Your assignment: Would you write out every record that follows exactly, with the pictures left out?

══ Task material ══

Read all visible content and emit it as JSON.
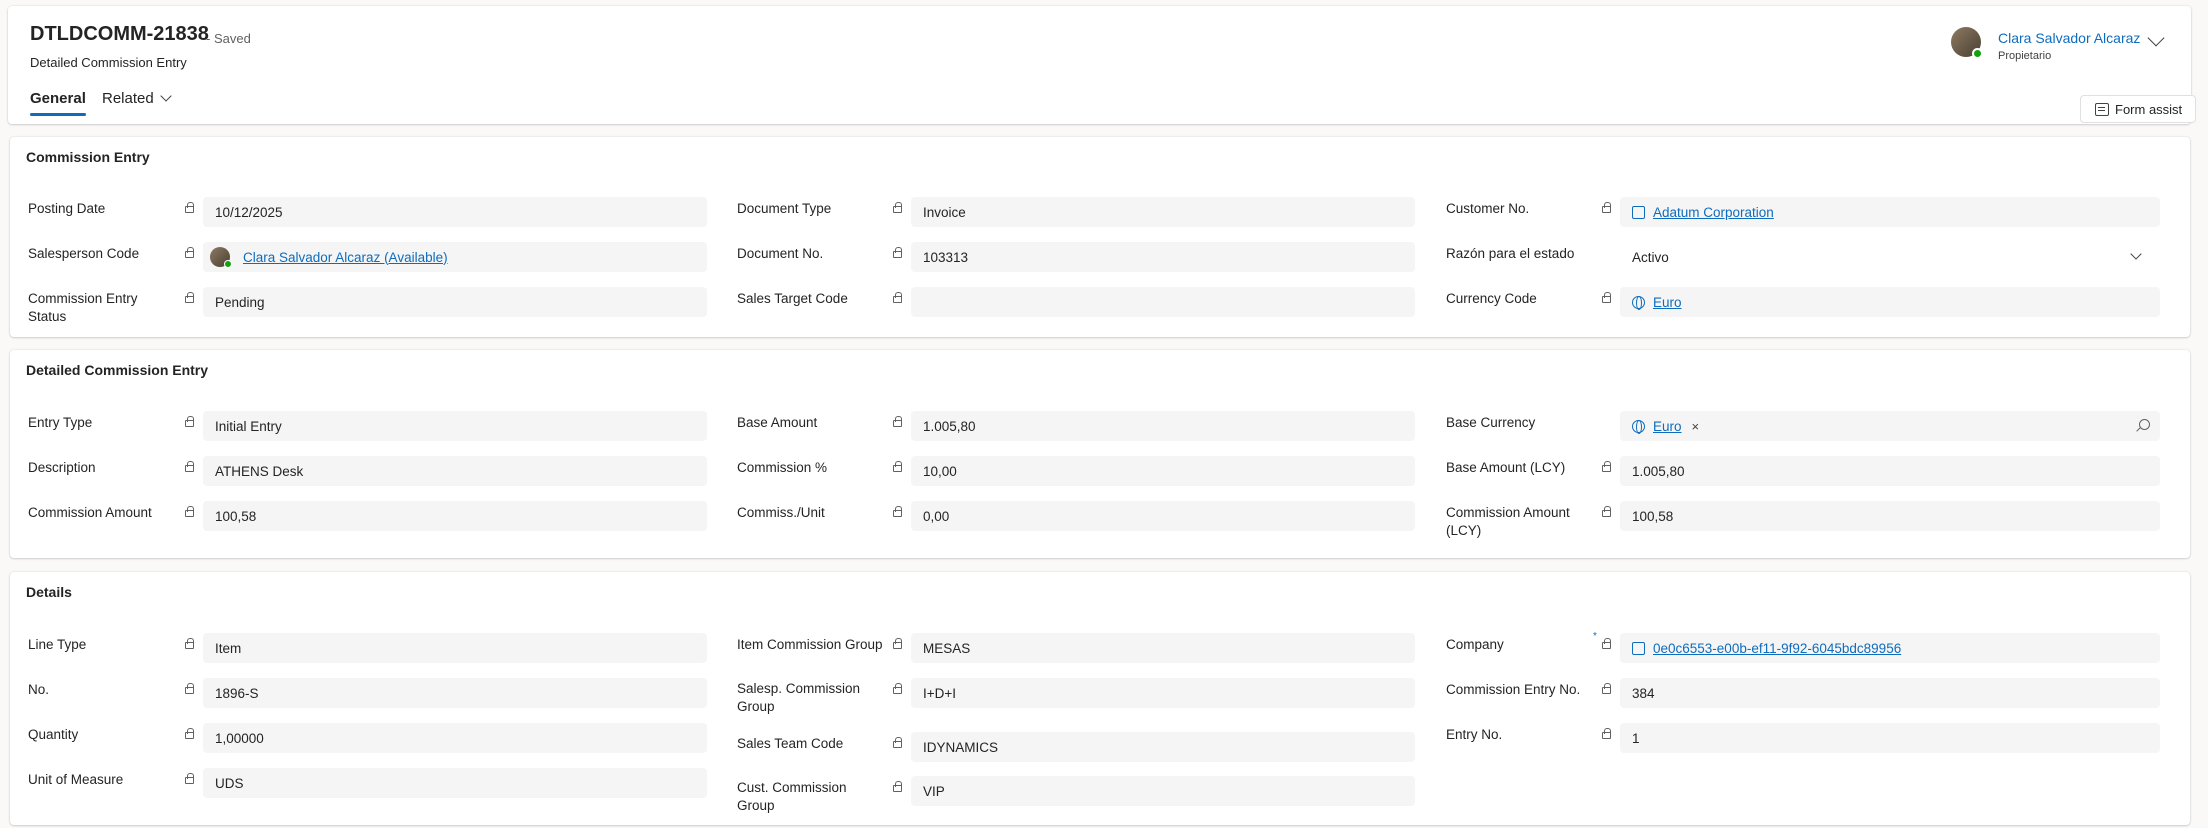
{
  "record": {
    "id": "DTLDCOMM-21838",
    "save_status": "- Saved",
    "entity": "Detailed Commission Entry",
    "tabs": [
      {
        "label": "General"
      },
      {
        "label": "Related"
      }
    ]
  },
  "owner": {
    "name": "Clara Salvador Alcaraz",
    "role": "Propietario"
  },
  "toolbar": {
    "form_assist": "Form assist"
  },
  "sections": {
    "commission_entry": {
      "title": "Commission Entry",
      "posting_date": {
        "label": "Posting Date",
        "value": "10/12/2025"
      },
      "salesperson_code": {
        "label": "Salesperson Code",
        "value": "Clara Salvador Alcaraz (Available)"
      },
      "status": {
        "label": "Commission Entry Status",
        "value": "Pending"
      },
      "document_type": {
        "label": "Document Type",
        "value": "Invoice"
      },
      "document_no": {
        "label": "Document No.",
        "value": "103313"
      },
      "sales_target_code": {
        "label": "Sales Target Code",
        "value": ""
      },
      "customer_no": {
        "label": "Customer No.",
        "value": "Adatum Corporation"
      },
      "razon_estado": {
        "label": "Razón para el estado",
        "value": "Activo"
      },
      "currency_code": {
        "label": "Currency Code",
        "value": "Euro"
      }
    },
    "detailed": {
      "title": "Detailed Commission Entry",
      "entry_type": {
        "label": "Entry Type",
        "value": "Initial Entry"
      },
      "description": {
        "label": "Description",
        "value": "ATHENS Desk"
      },
      "commission_amount": {
        "label": "Commission Amount",
        "value": "100,58"
      },
      "base_amount": {
        "label": "Base Amount",
        "value": "1.005,80"
      },
      "commission_pct": {
        "label": "Commission %",
        "value": "10,00"
      },
      "commiss_unit": {
        "label": "Commiss./Unit",
        "value": "0,00"
      },
      "base_currency": {
        "label": "Base Currency",
        "value": "Euro",
        "clear": "×"
      },
      "base_amount_lcy": {
        "label": "Base Amount (LCY)",
        "value": "1.005,80"
      },
      "commission_amount_lcy": {
        "label": "Commission Amount (LCY)",
        "value": "100,58"
      }
    },
    "details": {
      "title": "Details",
      "line_type": {
        "label": "Line Type",
        "value": "Item"
      },
      "no": {
        "label": "No.",
        "value": "1896-S"
      },
      "quantity": {
        "label": "Quantity",
        "value": "1,00000"
      },
      "uom": {
        "label": "Unit of Measure",
        "value": "UDS"
      },
      "item_commission_group": {
        "label": "Item Commission Group",
        "value": "MESAS"
      },
      "salesp_commission_group": {
        "label": "Salesp. Commission Group",
        "value": "I+D+I"
      },
      "sales_team_code": {
        "label": "Sales Team Code",
        "value": "IDYNAMICS"
      },
      "cust_commission_group": {
        "label": "Cust. Commission Group",
        "value": "VIP"
      },
      "company": {
        "label": "Company",
        "value": "0e0c6553-e00b-ef11-9f92-6045bdc89956",
        "required_marker": "*"
      },
      "commission_entry_no": {
        "label": "Commission Entry No.",
        "value": "384"
      },
      "entry_no": {
        "label": "Entry No.",
        "value": "1"
      }
    }
  }
}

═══

Task answer:
Read all visible content and emit it as JSON.
{
  "record": {
    "id": "DTLDCOMM-21838",
    "save_status": "- Saved",
    "entity": "Detailed Commission Entry",
    "tabs": [
      {
        "label": "General"
      },
      {
        "label": "Related"
      }
    ]
  },
  "owner": {
    "name": "Clara Salvador Alcaraz",
    "role": "Propietario"
  },
  "toolbar": {
    "form_assist": "Form assist"
  },
  "sections": {
    "commission_entry": {
      "title": "Commission Entry",
      "posting_date": {
        "label": "Posting Date",
        "value": "10/12/2025"
      },
      "salesperson_code": {
        "label": "Salesperson Code",
        "value": "Clara Salvador Alcaraz (Available)"
      },
      "status": {
        "label": "Commission Entry Status",
        "value": "Pending"
      },
      "document_type": {
        "label": "Document Type",
        "value": "Invoice"
      },
      "document_no": {
        "label": "Document No.",
        "value": "103313"
      },
      "sales_target_code": {
        "label": "Sales Target Code",
        "value": ""
      },
      "customer_no": {
        "label": "Customer No.",
        "value": "Adatum Corporation"
      },
      "razon_estado": {
        "label": "Razón para el estado",
        "value": "Activo"
      },
      "currency_code": {
        "label": "Currency Code",
        "value": "Euro"
      }
    },
    "detailed": {
      "title": "Detailed Commission Entry",
      "entry_type": {
        "label": "Entry Type",
        "value": "Initial Entry"
      },
      "description": {
        "label": "Description",
        "value": "ATHENS Desk"
      },
      "commission_amount": {
        "label": "Commission Amount",
        "value": "100,58"
      },
      "base_amount": {
        "label": "Base Amount",
        "value": "1.005,80"
      },
      "commission_pct": {
        "label": "Commission %",
        "value": "10,00"
      },
      "commiss_unit": {
        "label": "Commiss./Unit",
        "value": "0,00"
      },
      "base_currency": {
        "label": "Base Currency",
        "value": "Euro",
        "clear": "×"
      },
      "base_amount_lcy": {
        "label": "Base Amount (LCY)",
        "value": "1.005,80"
      },
      "commission_amount_lcy": {
        "label": "Commission Amount (LCY)",
        "value": "100,58"
      }
    },
    "details": {
      "title": "Details",
      "line_type": {
        "label": "Line Type",
        "value": "Item"
      },
      "no": {
        "label": "No.",
        "value": "1896-S"
      },
      "quantity": {
        "label": "Quantity",
        "value": "1,00000"
      },
      "uom": {
        "label": "Unit of Measure",
        "value": "UDS"
      },
      "item_commission_group": {
        "label": "Item Commission Group",
        "value": "MESAS"
      },
      "salesp_commission_group": {
        "label": "Salesp. Commission Group",
        "value": "I+D+I"
      },
      "sales_team_code": {
        "label": "Sales Team Code",
        "value": "IDYNAMICS"
      },
      "cust_commission_group": {
        "label": "Cust. Commission Group",
        "value": "VIP"
      },
      "company": {
        "label": "Company",
        "value": "0e0c6553-e00b-ef11-9f92-6045bdc89956",
        "required_marker": "*"
      },
      "commission_entry_no": {
        "label": "Commission Entry No.",
        "value": "384"
      },
      "entry_no": {
        "label": "Entry No.",
        "value": "1"
      }
    }
  }
}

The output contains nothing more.